* [Items from a dataset]:
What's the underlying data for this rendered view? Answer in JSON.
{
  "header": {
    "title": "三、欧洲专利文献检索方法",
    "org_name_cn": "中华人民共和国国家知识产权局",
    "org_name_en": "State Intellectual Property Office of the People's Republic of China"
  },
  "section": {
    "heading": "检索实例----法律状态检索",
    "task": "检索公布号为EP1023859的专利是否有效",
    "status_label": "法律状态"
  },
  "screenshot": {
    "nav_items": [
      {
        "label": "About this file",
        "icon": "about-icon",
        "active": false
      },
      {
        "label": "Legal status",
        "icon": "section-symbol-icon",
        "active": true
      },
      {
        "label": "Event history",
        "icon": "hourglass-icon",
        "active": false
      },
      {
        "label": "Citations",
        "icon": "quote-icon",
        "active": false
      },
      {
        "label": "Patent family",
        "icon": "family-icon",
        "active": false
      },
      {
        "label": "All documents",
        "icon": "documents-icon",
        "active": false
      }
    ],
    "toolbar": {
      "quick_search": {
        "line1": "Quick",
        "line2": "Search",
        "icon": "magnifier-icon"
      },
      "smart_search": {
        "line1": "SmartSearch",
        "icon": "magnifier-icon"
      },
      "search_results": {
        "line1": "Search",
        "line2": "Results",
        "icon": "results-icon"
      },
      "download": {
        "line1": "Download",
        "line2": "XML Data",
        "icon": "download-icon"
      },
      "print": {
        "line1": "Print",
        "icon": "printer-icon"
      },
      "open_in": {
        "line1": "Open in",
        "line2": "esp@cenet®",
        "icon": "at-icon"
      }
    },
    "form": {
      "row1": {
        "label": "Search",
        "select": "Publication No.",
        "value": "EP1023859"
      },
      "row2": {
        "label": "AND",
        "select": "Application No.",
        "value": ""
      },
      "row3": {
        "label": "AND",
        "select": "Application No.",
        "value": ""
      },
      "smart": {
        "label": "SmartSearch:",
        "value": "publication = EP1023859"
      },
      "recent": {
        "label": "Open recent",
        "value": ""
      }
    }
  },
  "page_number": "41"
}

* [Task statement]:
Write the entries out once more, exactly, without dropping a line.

* [Task response]:
What's the underlying data for this rendered view? Answer in JSON.
{
  "header": {
    "title": "三、欧洲专利文献检索方法",
    "org_name_cn": "中华人民共和国国家知识产权局",
    "org_name_en": "State Intellectual Property Office of the People's Republic of China"
  },
  "section": {
    "heading": "检索实例----法律状态检索",
    "task": "检索公布号为EP1023859的专利是否有效",
    "status_label": "法律状态"
  },
  "screenshot": {
    "nav_items": [
      {
        "label": "About this file",
        "icon": "about-icon",
        "active": false
      },
      {
        "label": "Legal status",
        "icon": "section-symbol-icon",
        "active": true
      },
      {
        "label": "Event history",
        "icon": "hourglass-icon",
        "active": false
      },
      {
        "label": "Citations",
        "icon": "quote-icon",
        "active": false
      },
      {
        "label": "Patent family",
        "icon": "family-icon",
        "active": false
      },
      {
        "label": "All documents",
        "icon": "documents-icon",
        "active": false
      }
    ],
    "toolbar": {
      "quick_search": {
        "line1": "Quick",
        "line2": "Search",
        "icon": "magnifier-icon"
      },
      "smart_search": {
        "line1": "SmartSearch",
        "icon": "magnifier-icon"
      },
      "search_results": {
        "line1": "Search",
        "line2": "Results",
        "icon": "results-icon"
      },
      "download": {
        "line1": "Download",
        "line2": "XML Data",
        "icon": "download-icon"
      },
      "print": {
        "line1": "Print",
        "icon": "printer-icon"
      },
      "open_in": {
        "line1": "Open in",
        "line2": "esp@cenet®",
        "icon": "at-icon"
      }
    },
    "form": {
      "row1": {
        "label": "Search",
        "select": "Publication No.",
        "value": "EP1023859"
      },
      "row2": {
        "label": "AND",
        "select": "Application No.",
        "value": ""
      },
      "row3": {
        "label": "AND",
        "select": "Application No.",
        "value": ""
      },
      "smart": {
        "label": "SmartSearch:",
        "value": "publication = EP1023859"
      },
      "recent": {
        "label": "Open recent",
        "value": ""
      }
    }
  },
  "page_number": "41"
}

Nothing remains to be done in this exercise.